━━━━━ Data to use

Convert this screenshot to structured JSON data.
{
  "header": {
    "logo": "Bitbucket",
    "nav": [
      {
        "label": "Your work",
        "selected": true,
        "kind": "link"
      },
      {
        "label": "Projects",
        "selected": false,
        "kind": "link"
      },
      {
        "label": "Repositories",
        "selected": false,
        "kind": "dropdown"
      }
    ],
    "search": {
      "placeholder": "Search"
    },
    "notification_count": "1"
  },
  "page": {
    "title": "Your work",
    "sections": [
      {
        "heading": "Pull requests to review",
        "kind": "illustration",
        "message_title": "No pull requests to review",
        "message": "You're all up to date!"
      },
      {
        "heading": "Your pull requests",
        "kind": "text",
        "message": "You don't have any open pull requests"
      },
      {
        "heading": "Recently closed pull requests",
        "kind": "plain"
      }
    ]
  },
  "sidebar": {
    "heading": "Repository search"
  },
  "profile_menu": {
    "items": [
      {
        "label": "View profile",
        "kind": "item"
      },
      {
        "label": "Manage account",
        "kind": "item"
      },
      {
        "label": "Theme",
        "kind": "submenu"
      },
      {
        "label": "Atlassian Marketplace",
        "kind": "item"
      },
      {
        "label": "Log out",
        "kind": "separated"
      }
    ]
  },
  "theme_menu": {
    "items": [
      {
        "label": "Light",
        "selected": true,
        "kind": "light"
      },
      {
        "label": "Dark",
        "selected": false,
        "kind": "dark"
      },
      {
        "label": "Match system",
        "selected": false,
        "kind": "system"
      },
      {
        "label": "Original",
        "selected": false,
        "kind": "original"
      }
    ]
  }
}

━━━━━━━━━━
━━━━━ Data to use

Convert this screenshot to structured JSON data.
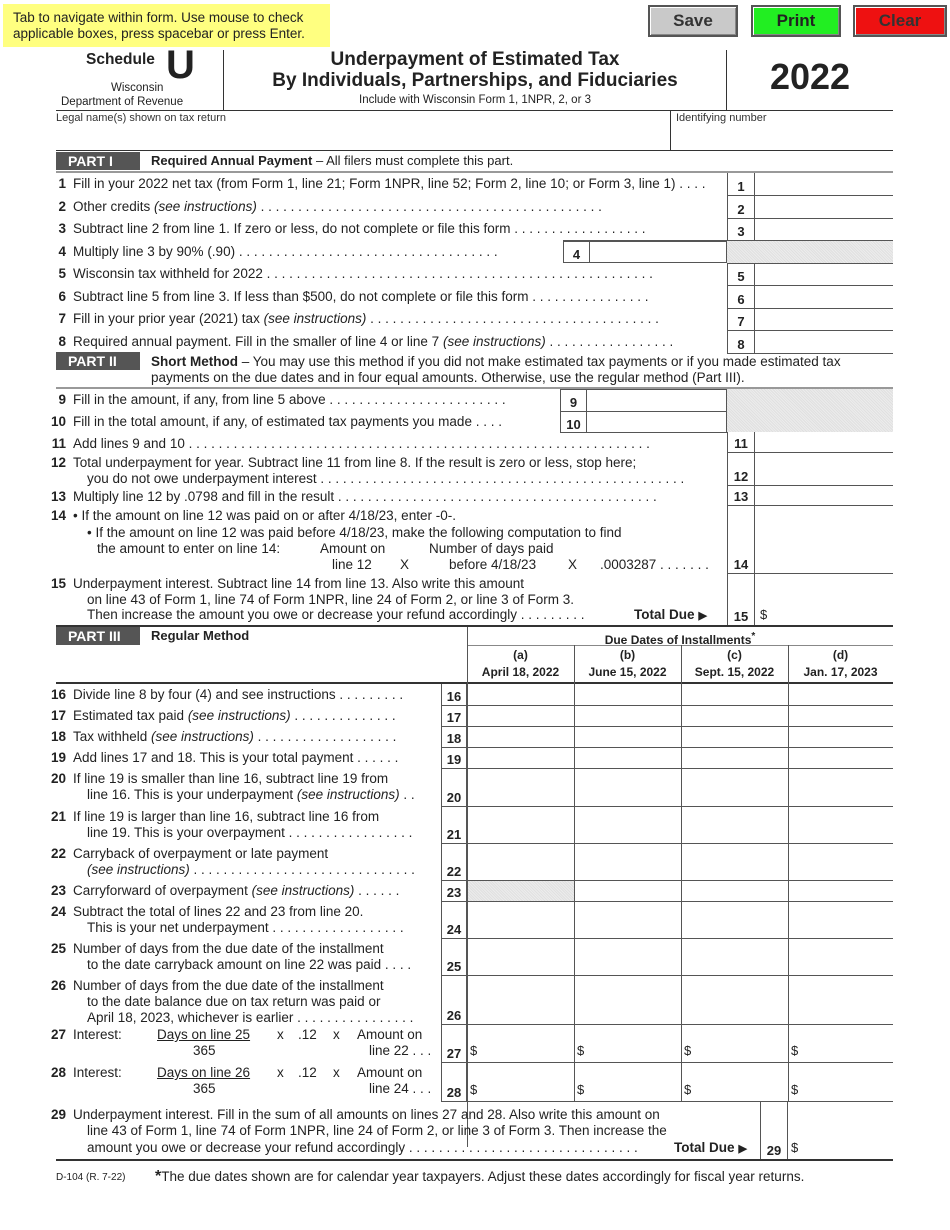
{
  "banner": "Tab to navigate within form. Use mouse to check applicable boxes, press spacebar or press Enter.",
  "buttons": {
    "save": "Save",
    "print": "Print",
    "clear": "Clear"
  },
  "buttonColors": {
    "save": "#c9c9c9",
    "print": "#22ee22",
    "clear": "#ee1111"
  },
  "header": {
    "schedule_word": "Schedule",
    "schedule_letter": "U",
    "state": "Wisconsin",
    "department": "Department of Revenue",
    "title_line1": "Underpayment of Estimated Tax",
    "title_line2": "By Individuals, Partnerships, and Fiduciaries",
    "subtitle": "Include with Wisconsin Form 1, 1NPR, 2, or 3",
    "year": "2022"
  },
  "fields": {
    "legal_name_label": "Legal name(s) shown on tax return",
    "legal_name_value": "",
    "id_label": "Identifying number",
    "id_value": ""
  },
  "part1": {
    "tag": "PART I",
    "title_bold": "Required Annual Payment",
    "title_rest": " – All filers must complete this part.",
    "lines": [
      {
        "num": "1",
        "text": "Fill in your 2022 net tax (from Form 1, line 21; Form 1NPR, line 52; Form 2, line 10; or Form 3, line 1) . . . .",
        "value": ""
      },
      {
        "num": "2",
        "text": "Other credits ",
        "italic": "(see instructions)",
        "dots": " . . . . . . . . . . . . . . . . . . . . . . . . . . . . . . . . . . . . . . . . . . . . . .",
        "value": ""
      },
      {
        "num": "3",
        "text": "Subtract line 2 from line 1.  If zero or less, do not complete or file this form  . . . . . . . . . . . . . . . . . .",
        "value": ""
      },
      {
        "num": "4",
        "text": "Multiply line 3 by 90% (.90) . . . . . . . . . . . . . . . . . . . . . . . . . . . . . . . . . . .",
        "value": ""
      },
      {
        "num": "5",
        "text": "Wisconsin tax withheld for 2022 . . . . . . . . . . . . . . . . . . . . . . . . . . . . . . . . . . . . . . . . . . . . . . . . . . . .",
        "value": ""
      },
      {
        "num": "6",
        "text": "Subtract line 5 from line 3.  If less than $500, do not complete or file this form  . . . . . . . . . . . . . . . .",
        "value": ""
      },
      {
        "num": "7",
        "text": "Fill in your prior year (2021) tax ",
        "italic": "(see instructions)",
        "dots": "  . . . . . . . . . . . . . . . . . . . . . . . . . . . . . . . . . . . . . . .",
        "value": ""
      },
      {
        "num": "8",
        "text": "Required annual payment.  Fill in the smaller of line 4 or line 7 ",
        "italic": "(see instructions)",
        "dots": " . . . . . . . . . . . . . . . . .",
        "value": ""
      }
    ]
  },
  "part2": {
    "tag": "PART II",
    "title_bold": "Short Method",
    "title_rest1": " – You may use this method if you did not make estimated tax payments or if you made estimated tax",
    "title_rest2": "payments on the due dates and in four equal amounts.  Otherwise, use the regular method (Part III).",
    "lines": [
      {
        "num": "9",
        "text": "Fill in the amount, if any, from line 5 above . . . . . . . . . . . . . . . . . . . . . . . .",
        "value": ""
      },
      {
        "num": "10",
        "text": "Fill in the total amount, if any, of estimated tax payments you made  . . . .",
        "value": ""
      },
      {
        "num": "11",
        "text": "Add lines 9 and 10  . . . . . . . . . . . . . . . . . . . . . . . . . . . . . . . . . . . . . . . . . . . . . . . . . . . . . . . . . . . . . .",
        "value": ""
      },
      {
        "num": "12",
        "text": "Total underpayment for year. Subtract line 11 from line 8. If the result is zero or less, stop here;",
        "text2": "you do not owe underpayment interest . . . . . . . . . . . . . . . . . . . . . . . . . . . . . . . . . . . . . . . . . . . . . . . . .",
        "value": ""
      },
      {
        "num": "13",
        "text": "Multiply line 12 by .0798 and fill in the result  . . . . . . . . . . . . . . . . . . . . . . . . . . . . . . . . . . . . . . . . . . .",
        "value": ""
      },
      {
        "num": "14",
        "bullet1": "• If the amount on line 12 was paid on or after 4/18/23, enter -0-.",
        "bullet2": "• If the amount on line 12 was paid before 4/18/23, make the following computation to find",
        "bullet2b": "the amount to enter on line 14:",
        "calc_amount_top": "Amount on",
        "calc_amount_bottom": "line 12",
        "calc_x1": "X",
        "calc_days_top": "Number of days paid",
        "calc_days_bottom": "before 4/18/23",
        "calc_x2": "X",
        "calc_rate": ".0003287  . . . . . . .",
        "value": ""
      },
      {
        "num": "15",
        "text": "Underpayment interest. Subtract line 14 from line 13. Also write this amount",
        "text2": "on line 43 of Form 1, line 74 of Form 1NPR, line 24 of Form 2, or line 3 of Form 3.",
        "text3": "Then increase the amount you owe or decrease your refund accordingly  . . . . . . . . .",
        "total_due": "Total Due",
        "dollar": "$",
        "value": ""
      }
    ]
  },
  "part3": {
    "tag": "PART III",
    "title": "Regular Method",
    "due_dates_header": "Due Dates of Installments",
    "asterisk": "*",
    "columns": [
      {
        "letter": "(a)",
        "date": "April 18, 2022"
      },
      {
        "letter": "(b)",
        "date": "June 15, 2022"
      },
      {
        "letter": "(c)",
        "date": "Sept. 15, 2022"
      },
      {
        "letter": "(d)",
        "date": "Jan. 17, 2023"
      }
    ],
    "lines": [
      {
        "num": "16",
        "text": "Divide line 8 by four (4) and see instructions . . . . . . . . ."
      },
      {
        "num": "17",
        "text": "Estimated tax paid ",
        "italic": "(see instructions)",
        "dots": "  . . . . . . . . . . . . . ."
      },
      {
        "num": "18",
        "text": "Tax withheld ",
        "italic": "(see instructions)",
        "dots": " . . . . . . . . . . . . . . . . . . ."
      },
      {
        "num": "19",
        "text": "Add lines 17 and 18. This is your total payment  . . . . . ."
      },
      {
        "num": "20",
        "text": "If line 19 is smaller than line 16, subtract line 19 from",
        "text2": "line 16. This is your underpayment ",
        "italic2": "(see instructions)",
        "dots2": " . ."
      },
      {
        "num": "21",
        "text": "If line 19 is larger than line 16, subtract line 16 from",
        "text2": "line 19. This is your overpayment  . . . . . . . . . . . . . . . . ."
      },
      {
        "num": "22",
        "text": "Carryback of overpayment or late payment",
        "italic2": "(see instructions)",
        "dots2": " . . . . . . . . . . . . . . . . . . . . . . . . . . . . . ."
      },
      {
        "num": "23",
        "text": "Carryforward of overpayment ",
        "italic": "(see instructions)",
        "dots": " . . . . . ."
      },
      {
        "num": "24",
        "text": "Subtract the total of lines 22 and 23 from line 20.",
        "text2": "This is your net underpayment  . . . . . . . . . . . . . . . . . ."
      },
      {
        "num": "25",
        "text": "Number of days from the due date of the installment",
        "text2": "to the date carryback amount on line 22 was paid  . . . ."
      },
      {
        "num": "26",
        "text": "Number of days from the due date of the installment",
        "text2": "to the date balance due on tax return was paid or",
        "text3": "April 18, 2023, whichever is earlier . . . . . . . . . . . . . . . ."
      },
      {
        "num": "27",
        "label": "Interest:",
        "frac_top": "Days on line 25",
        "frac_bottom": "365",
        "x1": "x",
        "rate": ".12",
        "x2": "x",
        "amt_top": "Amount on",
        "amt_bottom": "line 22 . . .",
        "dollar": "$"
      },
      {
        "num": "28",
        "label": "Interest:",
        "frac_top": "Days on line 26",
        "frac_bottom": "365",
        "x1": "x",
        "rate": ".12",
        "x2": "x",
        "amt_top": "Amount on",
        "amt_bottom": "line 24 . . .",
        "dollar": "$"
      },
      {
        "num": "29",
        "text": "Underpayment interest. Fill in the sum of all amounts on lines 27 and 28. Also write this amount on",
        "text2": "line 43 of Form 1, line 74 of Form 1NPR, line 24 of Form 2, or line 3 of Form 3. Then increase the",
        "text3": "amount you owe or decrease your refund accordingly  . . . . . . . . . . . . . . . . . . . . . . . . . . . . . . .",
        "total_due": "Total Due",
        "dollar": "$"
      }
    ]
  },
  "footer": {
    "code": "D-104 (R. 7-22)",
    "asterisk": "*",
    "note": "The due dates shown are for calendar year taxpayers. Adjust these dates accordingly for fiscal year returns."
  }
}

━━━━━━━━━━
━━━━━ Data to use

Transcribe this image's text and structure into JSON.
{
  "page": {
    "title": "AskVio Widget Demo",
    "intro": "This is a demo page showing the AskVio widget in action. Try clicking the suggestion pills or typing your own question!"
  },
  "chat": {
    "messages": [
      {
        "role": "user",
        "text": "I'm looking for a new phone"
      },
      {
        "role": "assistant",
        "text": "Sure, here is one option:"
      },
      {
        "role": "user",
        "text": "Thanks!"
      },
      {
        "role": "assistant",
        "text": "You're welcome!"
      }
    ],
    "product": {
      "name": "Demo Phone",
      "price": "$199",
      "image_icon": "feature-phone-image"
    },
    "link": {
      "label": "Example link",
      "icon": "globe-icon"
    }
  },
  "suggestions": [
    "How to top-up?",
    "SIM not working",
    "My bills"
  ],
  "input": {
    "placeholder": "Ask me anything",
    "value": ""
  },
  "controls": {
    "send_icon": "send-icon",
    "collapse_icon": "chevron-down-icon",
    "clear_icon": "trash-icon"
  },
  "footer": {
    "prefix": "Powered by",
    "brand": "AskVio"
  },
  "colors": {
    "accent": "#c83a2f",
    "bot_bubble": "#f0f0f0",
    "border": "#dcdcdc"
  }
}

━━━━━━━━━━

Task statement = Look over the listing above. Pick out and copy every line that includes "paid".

Response area =
        "bullet1": "• If the amount on line 12 was paid on or after 4/18/23, enter -0-.",
        "bullet2": "• If the amount on line 12 was paid before 4/18/23, make the following computation to find",
        "calc_days_top": "Number of days paid",
        "text": "Estimated tax paid ",
        "text2": "to the date carryback amount on line 22 was paid  . . . ."
        "text2": "to the date balance due on tax return was paid or",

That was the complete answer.